Search term "JSON": copy each line of the data containing it.
Start of TASK MATERIAL
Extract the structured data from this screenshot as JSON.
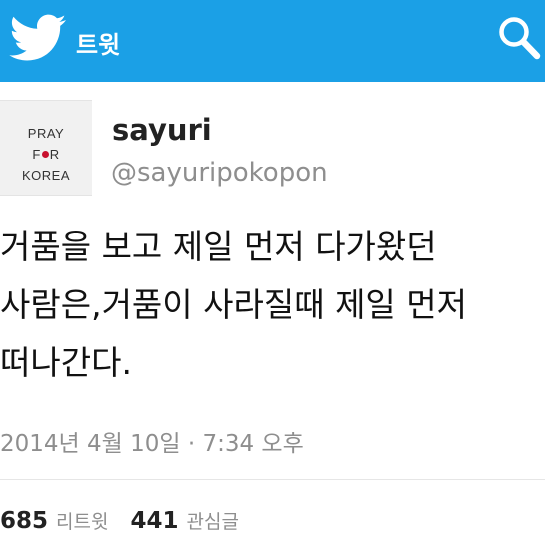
{
  "header": {
    "title": "트윗",
    "bird_icon": "twitter-bird-icon",
    "search_icon": "search-icon",
    "bg_color": "#1ba0e6"
  },
  "tweet": {
    "avatar": {
      "line1": "PRAY",
      "line2_left": "F",
      "line2_right": "R",
      "line3": "KOREA"
    },
    "name": "sayuri",
    "handle": "@sayuripokopon",
    "text": "거품을 보고 제일 먼저 다가왔던\n사람은,거품이 사라질때 제일 먼저\n떠나간다.",
    "timestamp": "2014년 4월 10일 · 7:34 오후"
  },
  "stats": {
    "retweets_count": "685",
    "retweets_label": "리트윗",
    "favorites_count": "441",
    "favorites_label": "관심글"
  }
}
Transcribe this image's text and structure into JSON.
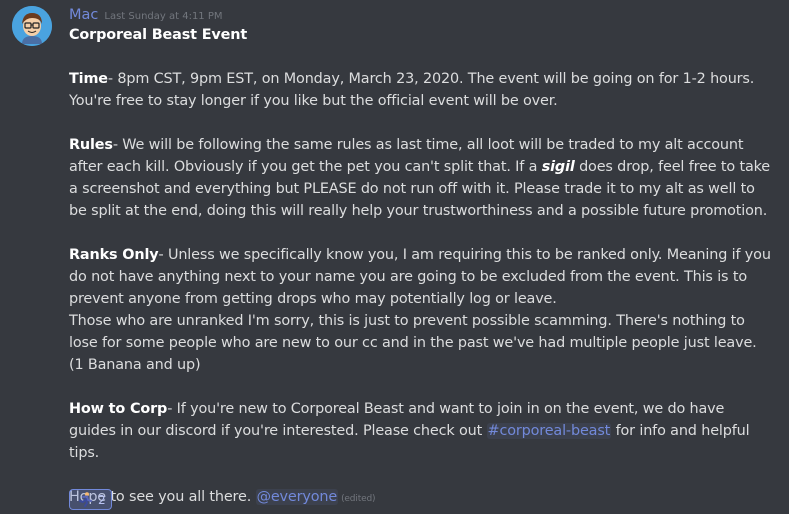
{
  "message": {
    "username": "Mac",
    "timestamp": "Last Sunday at 4:11 PM",
    "title": "Corporeal Beast Event",
    "time": {
      "label": "Time",
      "text": "- 8pm CST, 9pm EST, on Monday, March 23, 2020. The event will be going on for 1-2 hours. You're free to stay longer if you like but the official event will be over."
    },
    "rules": {
      "label": "Rules",
      "text_before": "- We will be following the same rules as last time, all loot will be traded to my alt account after each kill. Obviously if you get the pet you can't split that. If a ",
      "emphasis": "sigil",
      "text_after": " does drop, feel free to take a screenshot and everything but PLEASE do not run off with it. Please trade it to my alt as well to be split at the end, doing this will really help your trustworthiness and a possible future promotion."
    },
    "ranks": {
      "label": "Ranks Only",
      "text": "- Unless we specifically know you, I am requiring this to be ranked only. Meaning if you do not have anything next to your name you are going to be excluded from the event. This is to prevent anyone from getting drops who may potentially log or leave.",
      "text2": "Those who are unranked I'm sorry, this is just to prevent possible scamming. There's nothing to lose for some people who are new to our cc and in the past we've had multiple people just leave. (1 Banana and up)"
    },
    "corp": {
      "label": "How to Corp",
      "text_before": "- If you're new to Corporeal Beast and want to join in on the event, we do have guides in our discord if you're interested. Please check out ",
      "channel": "#corporeal-beast",
      "text_after": " for info and helpful tips."
    },
    "closing": {
      "text": "Hope to see you all there. ",
      "mention": "@everyone",
      "edited": "(edited)"
    },
    "reaction": {
      "icon": "running-person-emoji",
      "count": "2"
    }
  },
  "colors": {
    "background": "#36393f",
    "username": "#7289da",
    "text": "#dcddde",
    "muted": "#72767d"
  }
}
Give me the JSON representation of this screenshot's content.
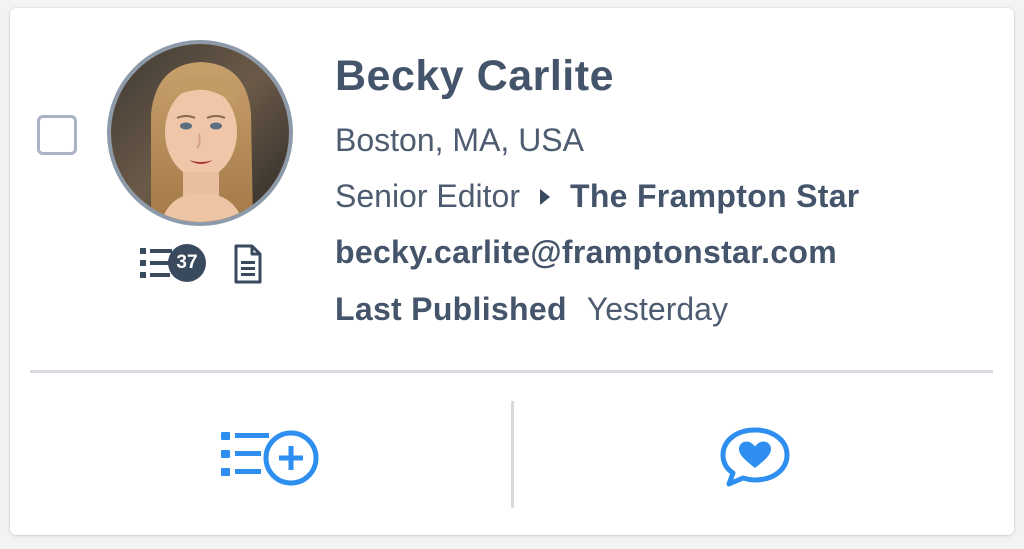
{
  "profile": {
    "name": "Becky Carlite",
    "location": "Boston, MA, USA",
    "role": "Senior Editor",
    "organization": "The Frampton Star",
    "email": "becky.carlite@framptonstar.com",
    "last_published_label": "Last Published",
    "last_published_value": "Yesterday"
  },
  "meta": {
    "list_count": "37",
    "list_icon": "list-icon",
    "document_icon": "document-icon"
  },
  "actions": {
    "add_to_list_icon": "list-add-icon",
    "favorite_icon": "heart-chat-icon"
  },
  "colors": {
    "text": "#44546a",
    "accent": "#2f8ff0",
    "badge": "#3a4a5e",
    "divider": "#d7dade"
  }
}
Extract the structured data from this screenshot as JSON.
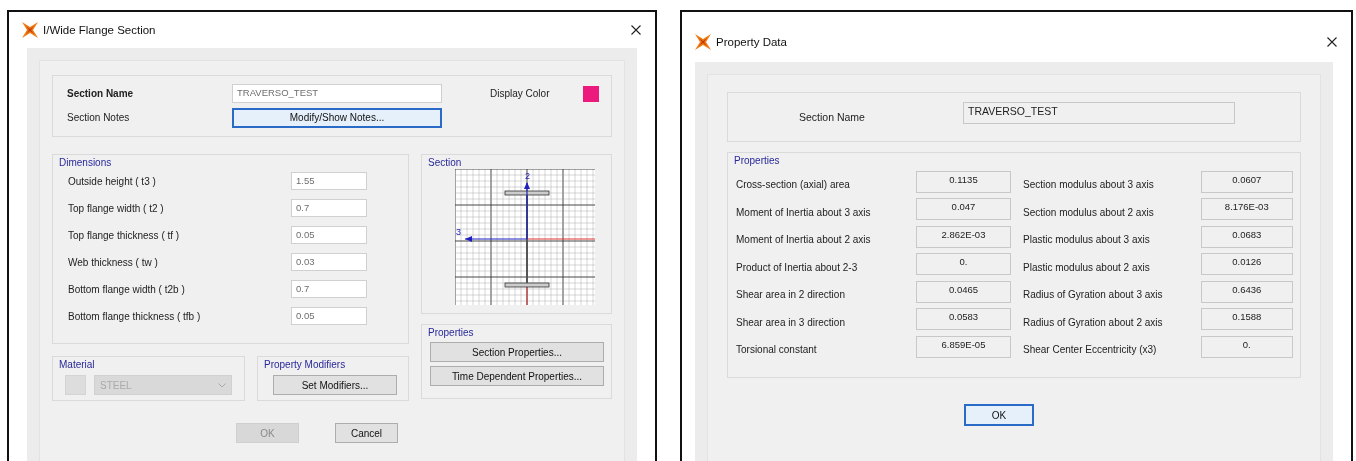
{
  "section_dialog": {
    "title": "I/Wide Flange Section",
    "header": {
      "name_label": "Section Name",
      "name_value": "TRAVERSO_TEST",
      "notes_label": "Section Notes",
      "notes_button": {
        "label": "Modify/Show Notes...",
        "focused": true
      },
      "display_color": {
        "label": "Display Color",
        "color": "#ec1a7c"
      }
    },
    "dimensions": {
      "title": "Dimensions",
      "rows": [
        {
          "label": "Outside height  ( t3 )",
          "value": "1.55"
        },
        {
          "label": "Top flange width  ( t2 )",
          "value": "0.7"
        },
        {
          "label": "Top flange thickness  ( tf )",
          "value": "0.05"
        },
        {
          "label": "Web thickness  ( tw )",
          "value": "0.03"
        },
        {
          "label": "Bottom flange width  ( t2b )",
          "value": "0.7"
        },
        {
          "label": "Bottom flange thickness  ( tfb )",
          "value": "0.05"
        }
      ]
    },
    "section": {
      "title": "Section",
      "axis_vertical": "2",
      "axis_horizontal": "3"
    },
    "properties": {
      "title": "Properties",
      "buttons": [
        "Section Properties...",
        "Time Dependent Properties..."
      ]
    },
    "material": {
      "title": "Material",
      "value": "STEEL",
      "disabled": true
    },
    "property_modifiers": {
      "title": "Property Modifiers",
      "button": "Set Modifiers..."
    },
    "buttons": [
      {
        "label": "OK",
        "disabled": true
      },
      {
        "label": "Cancel",
        "disabled": false
      }
    ]
  },
  "property_dialog": {
    "title": "Property Data",
    "name_label": "Section Name",
    "name_value": "TRAVERSO_TEST",
    "properties": {
      "title": "Properties",
      "items": [
        {
          "label": "Cross-section (axial) area",
          "value": "0.1135"
        },
        {
          "label": "Moment of Inertia about 3 axis",
          "value": "0.047"
        },
        {
          "label": "Moment of Inertia about 2 axis",
          "value": "2.862E-03"
        },
        {
          "label": "Product of Inertia about 2-3",
          "value": "0."
        },
        {
          "label": "Shear area in 2 direction",
          "value": "0.0465"
        },
        {
          "label": "Shear area in 3 direction",
          "value": "0.0583"
        },
        {
          "label": "Torsional constant",
          "value": "6.859E-05"
        },
        {
          "label": "Section modulus about 3 axis",
          "value": "0.0607"
        },
        {
          "label": "Section modulus about 2 axis",
          "value": "8.176E-03"
        },
        {
          "label": "Plastic modulus about 3 axis",
          "value": "0.0683"
        },
        {
          "label": "Plastic modulus about 2 axis",
          "value": "0.0126"
        },
        {
          "label": "Radius of Gyration about 3 axis",
          "value": "0.6436"
        },
        {
          "label": "Radius of Gyration about 2 axis",
          "value": "0.1588"
        },
        {
          "label": "Shear Center Eccentricity (x3)",
          "value": "0."
        }
      ]
    },
    "ok_button": {
      "label": "OK",
      "focused": true
    }
  }
}
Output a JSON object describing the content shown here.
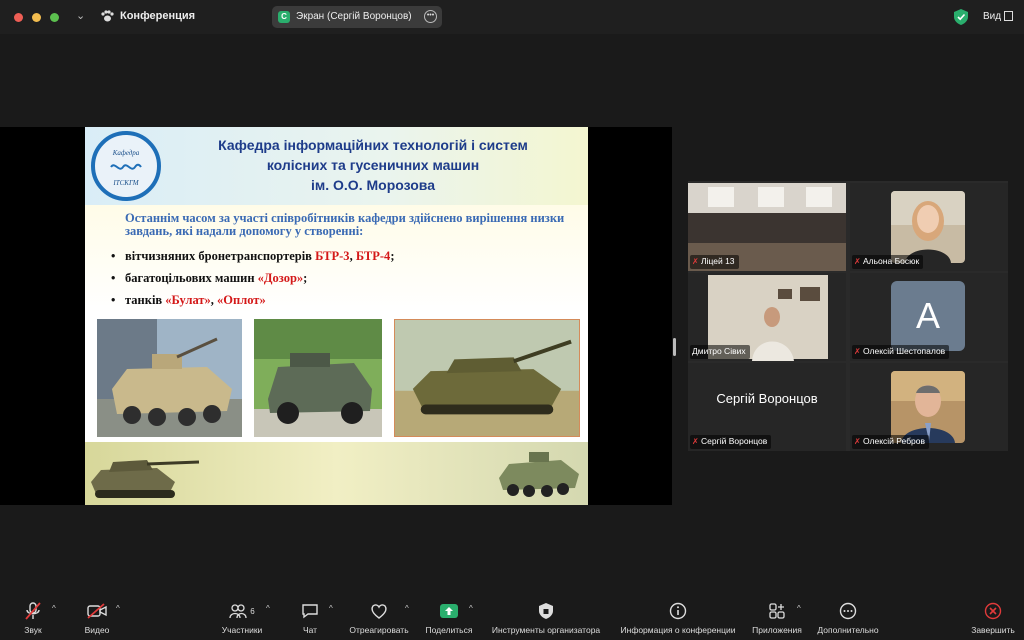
{
  "titlebar": {
    "app_title": "Конференция",
    "share_label": "Экран (Сергій Воронцов)",
    "share_icon_letter": "С",
    "view_label": "Вид",
    "icons": [
      "chevron-down-icon",
      "paw-icon",
      "more-icon",
      "shield-icon",
      "view-icon"
    ]
  },
  "slide": {
    "logo_top": "Кафедра",
    "logo_bottom": "ІТСКГМ",
    "title_lines": [
      "Кафедра інформаційних технологій і систем",
      "колісних та гусеничних машин",
      "ім. О.О. Морозова"
    ],
    "intro": "Останнім часом за участі співробітників кафедри здійснено вирішення низки завдань, які надали допомогу у створенні:",
    "bullet_symbol": "•",
    "b1_pre": "вітчизняних бронетранспортерів ",
    "b1_r1": "БТР-3",
    "b1_mid": ", ",
    "b1_r2": "БТР-4",
    "b1_end": ";",
    "b2_pre": "багатоцільових машин ",
    "b2_r1": "«Дозор»",
    "b2_end": ";",
    "b3_pre": "танків ",
    "b3_r1": "«Булат»",
    "b3_mid": ", ",
    "b3_r2": "«Оплот»"
  },
  "participants": [
    {
      "name": "Ліцей 13",
      "muted": true
    },
    {
      "name": "Альона Босюк",
      "muted": true
    },
    {
      "name": "Дмитро Сівих",
      "muted": false,
      "active": true
    },
    {
      "name": "Олексій Шестопалов",
      "muted": true,
      "initial": "A"
    },
    {
      "name": "Сергій Воронцов",
      "muted": true,
      "video_off": true
    },
    {
      "name": "Олексій Ребров",
      "muted": true
    }
  ],
  "toolbar": {
    "audio": "Звук",
    "video": "Видео",
    "participants": "Участники",
    "participants_count": "6",
    "chat": "Чат",
    "react": "Отреагировать",
    "share": "Поделиться",
    "host_tools": "Инструменты организатора",
    "meeting_info": "Информация о конференции",
    "apps": "Приложения",
    "more": "Дополнительно",
    "end": "Завершить"
  },
  "colors": {
    "share_green": "#2aae6d",
    "active_outline": "#3ab54a",
    "muted_red": "#e23b3b",
    "end_red": "#e03a3a"
  }
}
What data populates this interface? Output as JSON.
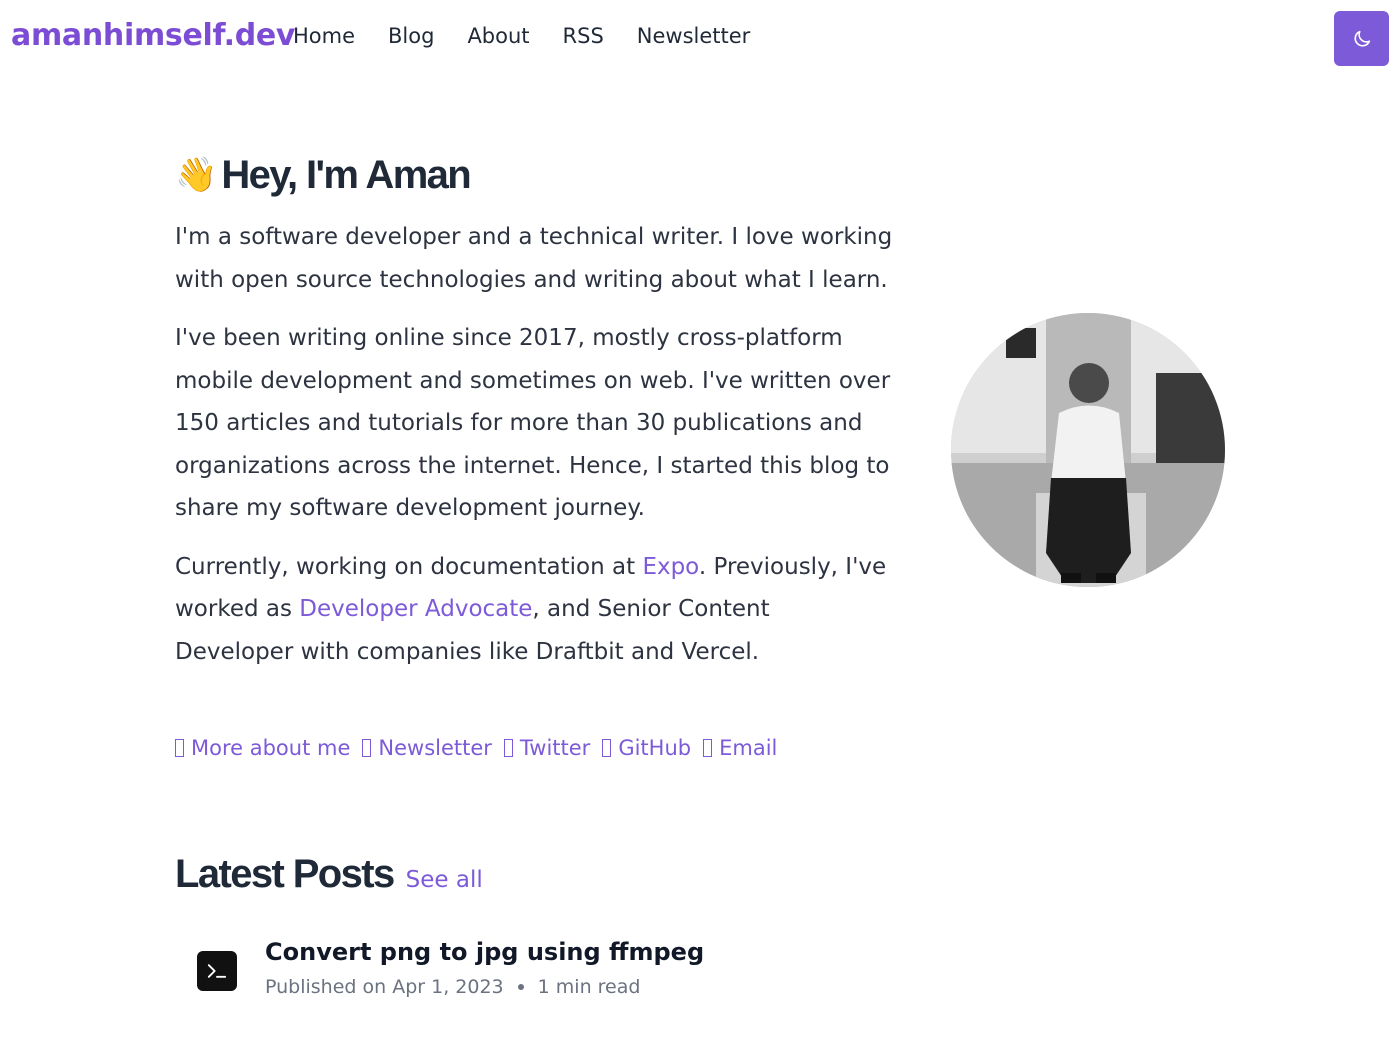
{
  "header": {
    "logo": "amanhimself.dev",
    "nav": [
      "Home",
      "Blog",
      "About",
      "RSS",
      "Newsletter"
    ],
    "theme_toggle_icon": "moon-icon"
  },
  "hero": {
    "emoji": "👋",
    "title": "Hey, I'm Aman",
    "para1": "I'm a software developer and a technical writer. I love working with open source technologies and writing about what I learn.",
    "para2": "I've been writing online since 2017, mostly cross-platform mobile development and sometimes on web. I've written over 150 articles and tutorials for more than 30 publications and organizations across the internet. Hence, I started this blog to share my software development journey.",
    "para3": {
      "t1": "Currently, working on documentation at ",
      "link1": "Expo",
      "t2": ". Previously, I've worked as ",
      "link2": "Developer Advocate",
      "t3": ", and Senior Content Developer with companies like Draftbit and Vercel."
    }
  },
  "social": [
    {
      "label": "More about me",
      "icon": "user-icon"
    },
    {
      "label": "Newsletter",
      "icon": "mail-icon"
    },
    {
      "label": "Twitter",
      "icon": "twitter-icon"
    },
    {
      "label": "GitHub",
      "icon": "github-icon"
    },
    {
      "label": "Email",
      "icon": "email-icon"
    }
  ],
  "latest": {
    "title": "Latest Posts",
    "see_all": "See all",
    "posts": [
      {
        "title": "Convert png to jpg using ffmpeg",
        "published": "Published on Apr 1, 2023",
        "read_time": "1 min read",
        "icon": "terminal-icon"
      }
    ]
  },
  "colors": {
    "accent": "#7c5ad8",
    "logo": "#7c4dd4",
    "text": "#1f2937"
  }
}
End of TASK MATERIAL
**RESPONSE FOR THIS EXERCISE**
Extract the structured data from this screenshot as JSON.
Transcribe this image's text and structure into JSON.
Give me the JSON representation of this screenshot's content.
Extract the structured data from this screenshot as JSON.
Output a JSON object describing the content shown here.
What data populates this interface? Output as JSON.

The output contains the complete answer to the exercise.